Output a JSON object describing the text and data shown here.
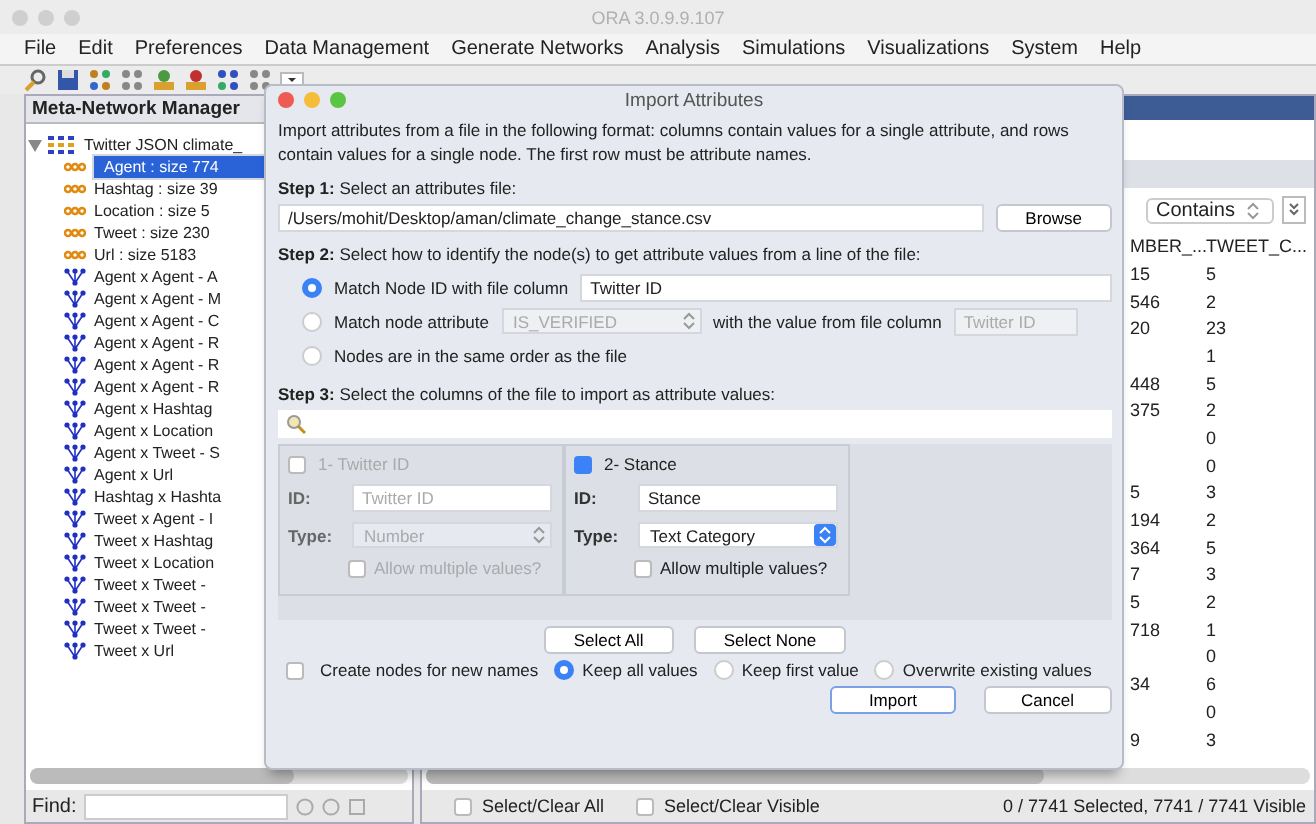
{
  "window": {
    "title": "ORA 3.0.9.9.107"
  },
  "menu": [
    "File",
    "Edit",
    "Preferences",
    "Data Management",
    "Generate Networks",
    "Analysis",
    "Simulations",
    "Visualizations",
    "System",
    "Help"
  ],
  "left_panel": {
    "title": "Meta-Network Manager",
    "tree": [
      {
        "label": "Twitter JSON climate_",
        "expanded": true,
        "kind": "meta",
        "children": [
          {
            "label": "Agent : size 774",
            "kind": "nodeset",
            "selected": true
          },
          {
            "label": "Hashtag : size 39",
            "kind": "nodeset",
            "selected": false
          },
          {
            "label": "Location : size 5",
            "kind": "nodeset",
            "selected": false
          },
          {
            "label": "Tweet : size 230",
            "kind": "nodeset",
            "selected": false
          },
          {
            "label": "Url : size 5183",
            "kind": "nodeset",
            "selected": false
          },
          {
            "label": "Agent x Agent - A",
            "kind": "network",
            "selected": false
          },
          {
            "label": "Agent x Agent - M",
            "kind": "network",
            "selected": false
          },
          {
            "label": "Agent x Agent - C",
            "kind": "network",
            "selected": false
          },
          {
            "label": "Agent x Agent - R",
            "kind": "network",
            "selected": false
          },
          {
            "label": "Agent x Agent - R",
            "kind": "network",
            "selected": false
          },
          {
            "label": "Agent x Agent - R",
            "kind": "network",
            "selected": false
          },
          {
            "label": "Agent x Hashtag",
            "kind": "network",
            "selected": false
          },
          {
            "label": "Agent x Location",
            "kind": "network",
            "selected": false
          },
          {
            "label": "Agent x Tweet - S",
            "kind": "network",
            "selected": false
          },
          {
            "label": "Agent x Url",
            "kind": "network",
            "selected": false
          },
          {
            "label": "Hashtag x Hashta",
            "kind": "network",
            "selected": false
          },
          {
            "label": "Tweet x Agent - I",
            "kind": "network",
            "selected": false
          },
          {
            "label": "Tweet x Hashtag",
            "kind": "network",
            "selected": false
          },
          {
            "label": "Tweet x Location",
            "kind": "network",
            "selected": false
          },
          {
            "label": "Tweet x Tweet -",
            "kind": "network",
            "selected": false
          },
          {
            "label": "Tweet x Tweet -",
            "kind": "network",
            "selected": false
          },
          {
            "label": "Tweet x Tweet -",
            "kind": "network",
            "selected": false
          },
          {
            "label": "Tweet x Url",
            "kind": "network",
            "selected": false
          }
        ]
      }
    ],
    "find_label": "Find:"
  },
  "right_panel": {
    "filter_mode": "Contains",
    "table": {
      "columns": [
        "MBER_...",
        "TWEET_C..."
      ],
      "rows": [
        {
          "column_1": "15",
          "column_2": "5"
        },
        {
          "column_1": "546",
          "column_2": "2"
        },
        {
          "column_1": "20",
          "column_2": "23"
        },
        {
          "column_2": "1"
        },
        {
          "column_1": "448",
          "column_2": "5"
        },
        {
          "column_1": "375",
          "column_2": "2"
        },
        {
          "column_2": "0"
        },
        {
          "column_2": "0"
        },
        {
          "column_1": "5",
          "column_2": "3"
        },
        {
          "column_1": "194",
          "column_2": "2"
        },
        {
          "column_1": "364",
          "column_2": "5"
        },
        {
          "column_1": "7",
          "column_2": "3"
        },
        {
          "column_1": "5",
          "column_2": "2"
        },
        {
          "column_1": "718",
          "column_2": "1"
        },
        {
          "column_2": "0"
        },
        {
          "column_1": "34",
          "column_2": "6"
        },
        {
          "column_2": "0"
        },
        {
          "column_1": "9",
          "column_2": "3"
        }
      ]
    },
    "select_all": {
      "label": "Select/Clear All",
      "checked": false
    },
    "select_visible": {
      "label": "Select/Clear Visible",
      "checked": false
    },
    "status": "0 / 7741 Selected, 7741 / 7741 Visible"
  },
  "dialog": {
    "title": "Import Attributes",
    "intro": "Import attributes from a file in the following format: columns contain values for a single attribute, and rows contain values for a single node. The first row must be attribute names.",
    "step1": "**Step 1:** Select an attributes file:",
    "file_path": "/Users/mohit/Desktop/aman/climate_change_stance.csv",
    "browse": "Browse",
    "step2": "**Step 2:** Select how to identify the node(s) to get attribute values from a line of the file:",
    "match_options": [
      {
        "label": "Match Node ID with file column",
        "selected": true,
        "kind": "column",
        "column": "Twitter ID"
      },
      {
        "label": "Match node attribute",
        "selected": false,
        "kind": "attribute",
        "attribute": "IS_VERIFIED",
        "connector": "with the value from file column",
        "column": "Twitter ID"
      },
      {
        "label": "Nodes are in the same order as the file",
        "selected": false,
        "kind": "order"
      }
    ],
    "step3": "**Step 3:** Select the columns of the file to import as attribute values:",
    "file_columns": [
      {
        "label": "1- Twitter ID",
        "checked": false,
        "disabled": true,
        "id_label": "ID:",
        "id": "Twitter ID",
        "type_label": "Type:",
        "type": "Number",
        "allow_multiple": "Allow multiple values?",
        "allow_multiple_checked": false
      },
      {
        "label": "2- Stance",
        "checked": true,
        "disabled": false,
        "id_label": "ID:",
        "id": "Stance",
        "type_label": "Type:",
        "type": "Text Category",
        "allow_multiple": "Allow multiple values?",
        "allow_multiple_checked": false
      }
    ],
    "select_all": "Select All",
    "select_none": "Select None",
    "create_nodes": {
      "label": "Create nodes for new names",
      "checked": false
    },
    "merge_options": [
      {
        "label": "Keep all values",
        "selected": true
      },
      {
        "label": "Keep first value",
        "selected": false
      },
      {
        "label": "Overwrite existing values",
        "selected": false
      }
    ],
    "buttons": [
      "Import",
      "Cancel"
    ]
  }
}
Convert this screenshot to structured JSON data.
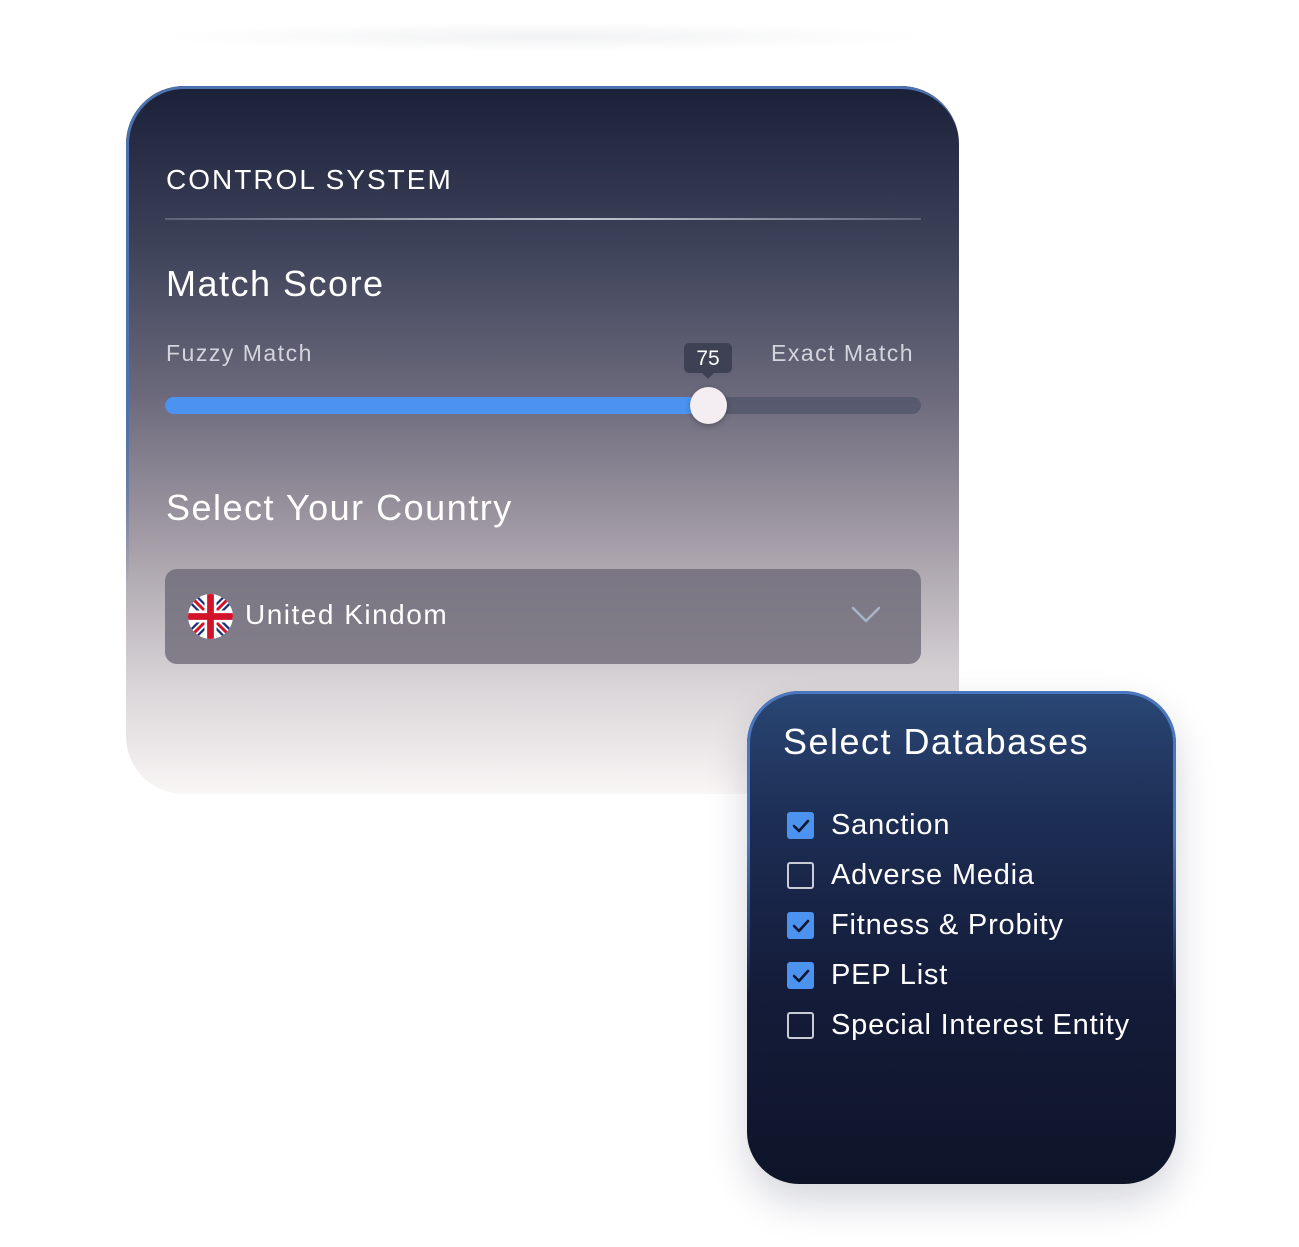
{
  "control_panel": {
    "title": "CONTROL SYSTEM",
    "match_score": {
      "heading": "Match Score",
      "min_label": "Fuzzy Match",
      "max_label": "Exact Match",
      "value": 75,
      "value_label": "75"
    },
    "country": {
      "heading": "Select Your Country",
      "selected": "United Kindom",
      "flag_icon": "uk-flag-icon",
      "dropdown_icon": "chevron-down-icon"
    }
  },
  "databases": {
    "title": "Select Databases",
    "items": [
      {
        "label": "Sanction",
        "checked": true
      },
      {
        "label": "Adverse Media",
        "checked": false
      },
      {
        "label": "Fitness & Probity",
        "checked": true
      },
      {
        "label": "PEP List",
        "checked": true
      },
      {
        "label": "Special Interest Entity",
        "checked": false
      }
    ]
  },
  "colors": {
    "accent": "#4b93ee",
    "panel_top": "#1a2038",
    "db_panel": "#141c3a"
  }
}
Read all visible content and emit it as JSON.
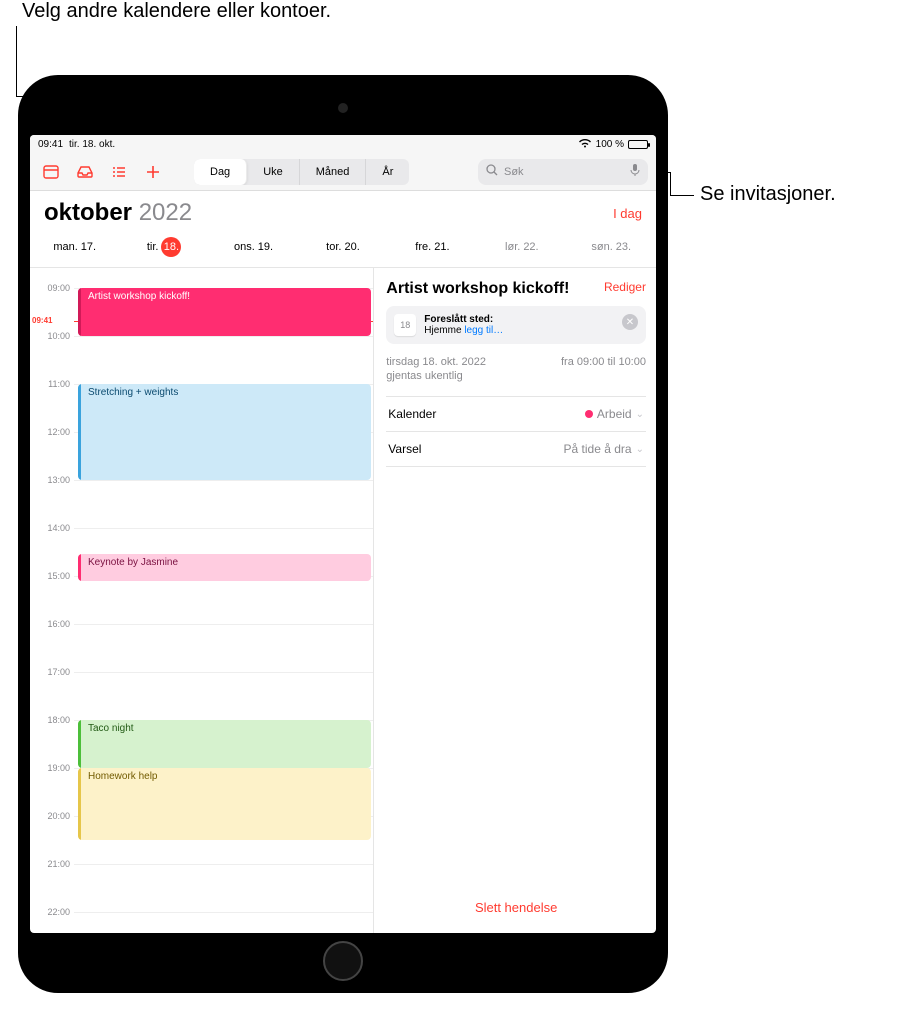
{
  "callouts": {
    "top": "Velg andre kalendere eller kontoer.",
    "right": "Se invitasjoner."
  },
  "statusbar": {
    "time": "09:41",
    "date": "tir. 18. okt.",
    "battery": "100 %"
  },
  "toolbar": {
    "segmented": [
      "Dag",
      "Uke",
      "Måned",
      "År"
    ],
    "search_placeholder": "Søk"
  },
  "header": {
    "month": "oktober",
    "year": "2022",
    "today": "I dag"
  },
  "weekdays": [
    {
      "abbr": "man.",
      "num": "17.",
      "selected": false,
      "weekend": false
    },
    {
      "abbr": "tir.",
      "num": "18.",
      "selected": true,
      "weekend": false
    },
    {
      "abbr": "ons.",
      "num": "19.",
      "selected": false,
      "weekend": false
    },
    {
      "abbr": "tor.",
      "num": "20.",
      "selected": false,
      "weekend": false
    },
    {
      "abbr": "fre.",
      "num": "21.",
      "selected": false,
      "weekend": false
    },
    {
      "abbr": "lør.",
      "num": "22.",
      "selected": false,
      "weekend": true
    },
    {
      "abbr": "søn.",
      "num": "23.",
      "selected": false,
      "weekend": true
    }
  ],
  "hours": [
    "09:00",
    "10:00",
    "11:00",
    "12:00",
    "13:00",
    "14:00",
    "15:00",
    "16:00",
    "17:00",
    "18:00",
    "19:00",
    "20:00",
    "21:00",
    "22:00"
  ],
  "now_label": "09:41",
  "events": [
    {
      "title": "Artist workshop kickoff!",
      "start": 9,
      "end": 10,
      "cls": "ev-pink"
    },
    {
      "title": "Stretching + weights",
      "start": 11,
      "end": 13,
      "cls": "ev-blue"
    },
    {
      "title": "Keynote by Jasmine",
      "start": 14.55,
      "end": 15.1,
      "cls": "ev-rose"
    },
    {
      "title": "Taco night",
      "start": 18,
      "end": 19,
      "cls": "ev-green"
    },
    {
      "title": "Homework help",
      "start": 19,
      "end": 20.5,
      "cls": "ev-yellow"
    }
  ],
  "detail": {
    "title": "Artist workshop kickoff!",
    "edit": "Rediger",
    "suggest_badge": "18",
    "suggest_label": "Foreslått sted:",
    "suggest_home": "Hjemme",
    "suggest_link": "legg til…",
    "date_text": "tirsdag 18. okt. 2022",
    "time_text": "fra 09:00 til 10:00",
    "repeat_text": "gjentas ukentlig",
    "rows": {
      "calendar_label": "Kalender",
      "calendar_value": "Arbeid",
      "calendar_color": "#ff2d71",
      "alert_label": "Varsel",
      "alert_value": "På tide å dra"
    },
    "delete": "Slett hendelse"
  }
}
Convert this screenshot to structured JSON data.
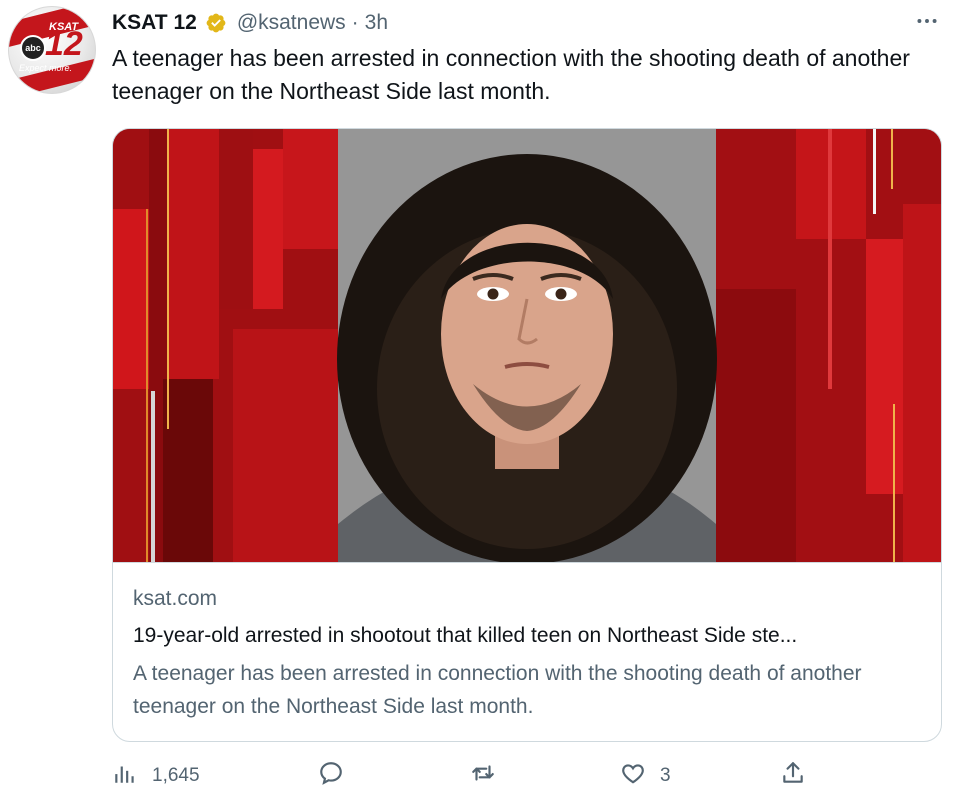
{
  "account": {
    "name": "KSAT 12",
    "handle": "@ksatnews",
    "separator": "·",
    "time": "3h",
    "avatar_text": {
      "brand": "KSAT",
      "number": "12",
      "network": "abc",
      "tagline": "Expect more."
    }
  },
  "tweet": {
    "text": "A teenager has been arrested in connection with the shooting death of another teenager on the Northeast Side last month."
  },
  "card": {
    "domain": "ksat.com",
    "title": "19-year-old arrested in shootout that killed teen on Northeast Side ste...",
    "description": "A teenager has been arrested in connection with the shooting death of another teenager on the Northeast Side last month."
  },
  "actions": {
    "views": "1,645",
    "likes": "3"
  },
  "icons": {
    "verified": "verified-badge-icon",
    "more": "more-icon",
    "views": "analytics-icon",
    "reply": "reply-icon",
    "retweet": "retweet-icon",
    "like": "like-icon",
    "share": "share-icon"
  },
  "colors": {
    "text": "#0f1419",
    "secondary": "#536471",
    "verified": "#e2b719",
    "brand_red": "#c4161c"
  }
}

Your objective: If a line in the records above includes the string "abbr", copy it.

Solved exercise:
      "abbr": "man.",
      "abbr": "tir.",
      "abbr": "ons.",
      "abbr": "tor.",
      "abbr": "fre.",
      "abbr": "lør.",
      "abbr": "søn.",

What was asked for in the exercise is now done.